Unless you circulate the air quickly and dry it out, it will start to grow mildew. Seriously, who has time for all that?
Carpet also traps odors, dirt, dust, and any debris that happens its way. Unless you have room for a residential vacuum, the Swiffer is not going to get the job done.
Tile, hardwood, or vinyl are much better flooring choices and also better at not absorbing odors.
2. Clean your trap
We talked about how water can smell when left wet on porous materials, well sitting in drains can be just as bad.
Toilet bowls, shower drains, kitchen or bathroom sink drains, and even your outside kitchen or showers can produce unwanted smells.
Run water enough to clean out P traps occasionally.
Standing water is a breeding ground for bacteria and produces odors you just don’t want.

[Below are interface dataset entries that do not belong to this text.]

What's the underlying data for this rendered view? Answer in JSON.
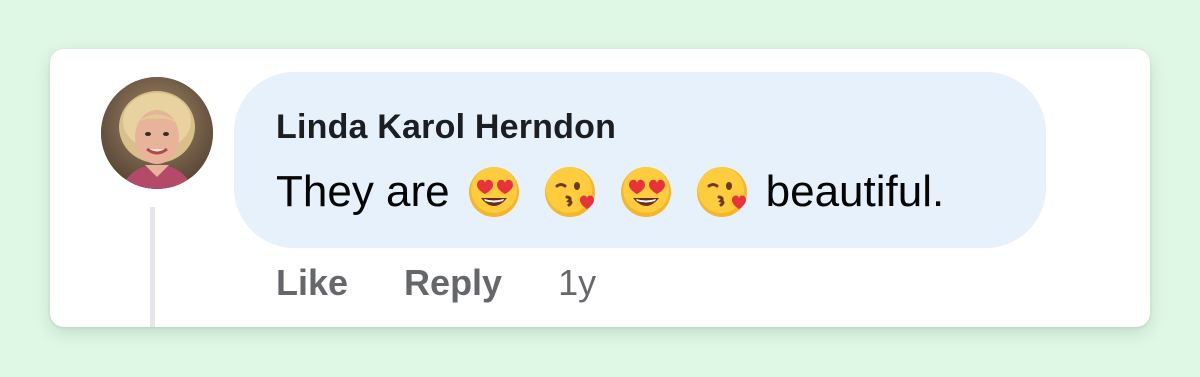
{
  "comment": {
    "author": "Linda Karol Herndon",
    "text_before": "They are",
    "text_after": "beautiful.",
    "emojis": [
      "heart-eyes-emoji",
      "kissing-heart-emoji",
      "heart-eyes-emoji",
      "kissing-heart-emoji"
    ],
    "timestamp": "1y"
  },
  "actions": {
    "like_label": "Like",
    "reply_label": "Reply"
  },
  "colors": {
    "background": "#dff8e6",
    "bubble": "#e6f1fc",
    "action_text": "#65676b"
  }
}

How do you clean kitchen and bath drains?
Pour a 1/2 cup baking soda and a 1/2 cup lemon juice down the drain. Plug the drain and let the solution work for about one hour. Finish by running the hot tap water down the drain and thoroughly clearing leftover debris and odors.

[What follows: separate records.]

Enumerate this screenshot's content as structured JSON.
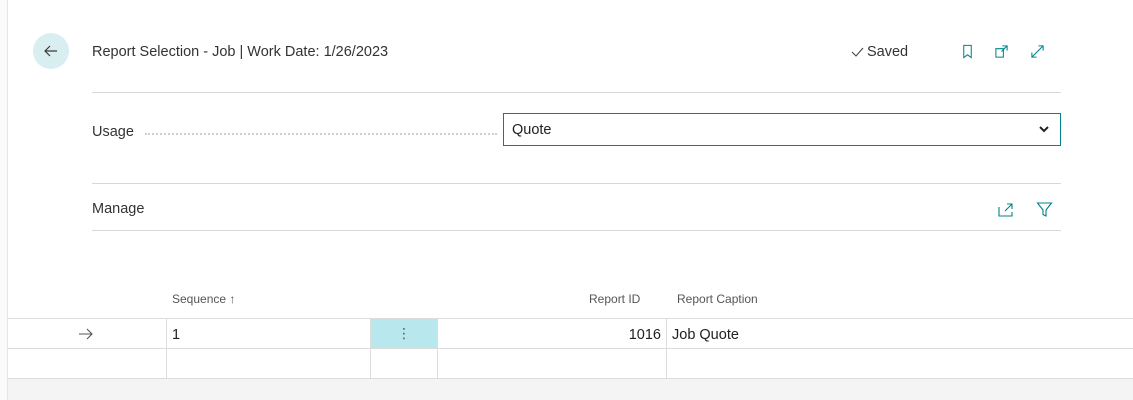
{
  "header": {
    "title": "Report Selection - Job | Work Date: 1/26/2023",
    "status": "Saved",
    "icons": [
      "back-arrow-icon",
      "bookmark-icon",
      "open-new-window-icon",
      "expand-icon"
    ]
  },
  "usage": {
    "label": "Usage",
    "selected": "Quote"
  },
  "actions": {
    "manage_label": "Manage",
    "icons": [
      "share-icon",
      "filter-icon"
    ]
  },
  "table": {
    "columns": [
      "Sequence ↑",
      "Report ID",
      "Report Caption"
    ],
    "rows": [
      {
        "sequence": "1",
        "report_id": "1016",
        "report_caption": "Job Quote"
      }
    ]
  },
  "colors": {
    "accent": "#00838a",
    "back_button_bg": "#d9eef1",
    "selected_cell_bg": "#b9e7ee"
  }
}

Cleaning your drains will help eliminate odors and also prevent the arrival of small gnats and drain flies from invading your space.
1. Storage bays need love too
Don’t forget about your under-storage bays. We often just throw things in them and walk away to let them smolder in the heat.
Mold and mildew can grow quickly in that environment and the smells will come along with them. Those smells will eventually make their way up into your space and make for some really bad roommates.
We often throw sewer hoses that were freshly used to move poop from one place to another. Swimsuits and wet clothes or towels get tossed in there to marinate. Water hoses that we know we never got all the water out of sit till next use.
Be aware of what you put in them and clean your storage areas often to keep them clean and odor free. At least try to do it whenever you have the opportunity to do so.
You will thank me later!
We have all invested a lot of time and money into our adventure toys, so why would we not want to take care of them? Usually, when camping, there is a lot of time spent indoors with the windows shut and odors roaming free. If you just take a few simple steps and do a little preventive cleaning, your time together in a cramped RV will be much more pleasant for everyone. Hopefully, this blog helps with how to eliminate camper smells.
There is not much room in most RVs and campers, why would we take odors along with us to take up space?
A great read for the new to RVing people – Most common problems with RVs you don’t want to see
Close your eyes for a moment and just think about this. It’s sunrise, and you roll out of your RV, morning air feeling brisk, fire from the night before taking its last breath as it’s trying to reignite. You find your favorite chair in the site, turn it to look out over the lake, and nestle in to relax. Birds chirping and fish jumping as the new day begins. This is what it’s all about!………. Now imagine a hot cup of coffee in your hand. Life just got so much better!
Visit us @ The GRIND Coffee Shop